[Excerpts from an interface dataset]
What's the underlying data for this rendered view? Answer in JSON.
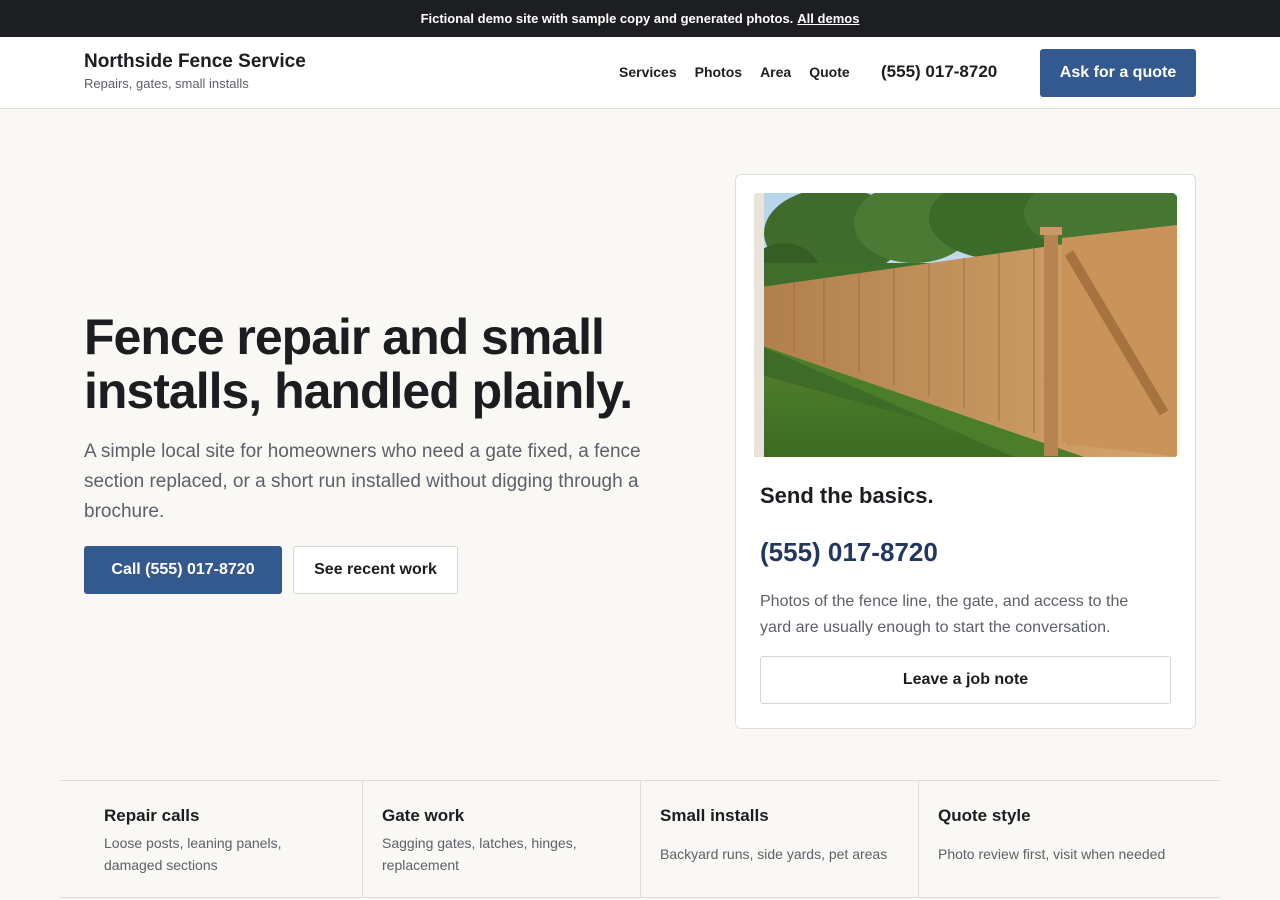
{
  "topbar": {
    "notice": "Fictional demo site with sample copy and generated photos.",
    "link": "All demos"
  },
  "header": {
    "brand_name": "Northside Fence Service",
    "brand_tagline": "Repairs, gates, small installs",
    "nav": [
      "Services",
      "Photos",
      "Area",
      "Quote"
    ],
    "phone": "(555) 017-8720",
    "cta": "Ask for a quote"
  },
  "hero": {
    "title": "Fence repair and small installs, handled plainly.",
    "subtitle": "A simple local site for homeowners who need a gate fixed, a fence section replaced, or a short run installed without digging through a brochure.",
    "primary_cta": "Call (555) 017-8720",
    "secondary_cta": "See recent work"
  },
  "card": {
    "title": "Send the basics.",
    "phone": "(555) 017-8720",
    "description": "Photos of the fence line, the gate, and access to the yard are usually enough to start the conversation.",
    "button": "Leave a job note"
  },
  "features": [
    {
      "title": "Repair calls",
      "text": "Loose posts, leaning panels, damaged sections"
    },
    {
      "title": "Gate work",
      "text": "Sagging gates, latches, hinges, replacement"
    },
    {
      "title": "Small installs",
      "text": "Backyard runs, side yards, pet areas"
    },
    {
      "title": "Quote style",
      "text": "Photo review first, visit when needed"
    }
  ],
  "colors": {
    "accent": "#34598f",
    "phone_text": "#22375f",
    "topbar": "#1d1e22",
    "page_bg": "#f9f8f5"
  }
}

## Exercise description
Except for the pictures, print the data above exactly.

## Result of this exercise
What's the underlying data for this rendered view? Answer in JSON.
{
  "topbar": {
    "notice": "Fictional demo site with sample copy and generated photos.",
    "link": "All demos"
  },
  "header": {
    "brand_name": "Northside Fence Service",
    "brand_tagline": "Repairs, gates, small installs",
    "nav": [
      "Services",
      "Photos",
      "Area",
      "Quote"
    ],
    "phone": "(555) 017-8720",
    "cta": "Ask for a quote"
  },
  "hero": {
    "title": "Fence repair and small installs, handled plainly.",
    "subtitle": "A simple local site for homeowners who need a gate fixed, a fence section replaced, or a short run installed without digging through a brochure.",
    "primary_cta": "Call (555) 017-8720",
    "secondary_cta": "See recent work"
  },
  "card": {
    "title": "Send the basics.",
    "phone": "(555) 017-8720",
    "description": "Photos of the fence line, the gate, and access to the yard are usually enough to start the conversation.",
    "button": "Leave a job note"
  },
  "features": [
    {
      "title": "Repair calls",
      "text": "Loose posts, leaning panels, damaged sections"
    },
    {
      "title": "Gate work",
      "text": "Sagging gates, latches, hinges, replacement"
    },
    {
      "title": "Small installs",
      "text": "Backyard runs, side yards, pet areas"
    },
    {
      "title": "Quote style",
      "text": "Photo review first, visit when needed"
    }
  ],
  "colors": {
    "accent": "#34598f",
    "phone_text": "#22375f",
    "topbar": "#1d1e22",
    "page_bg": "#f9f8f5"
  }
}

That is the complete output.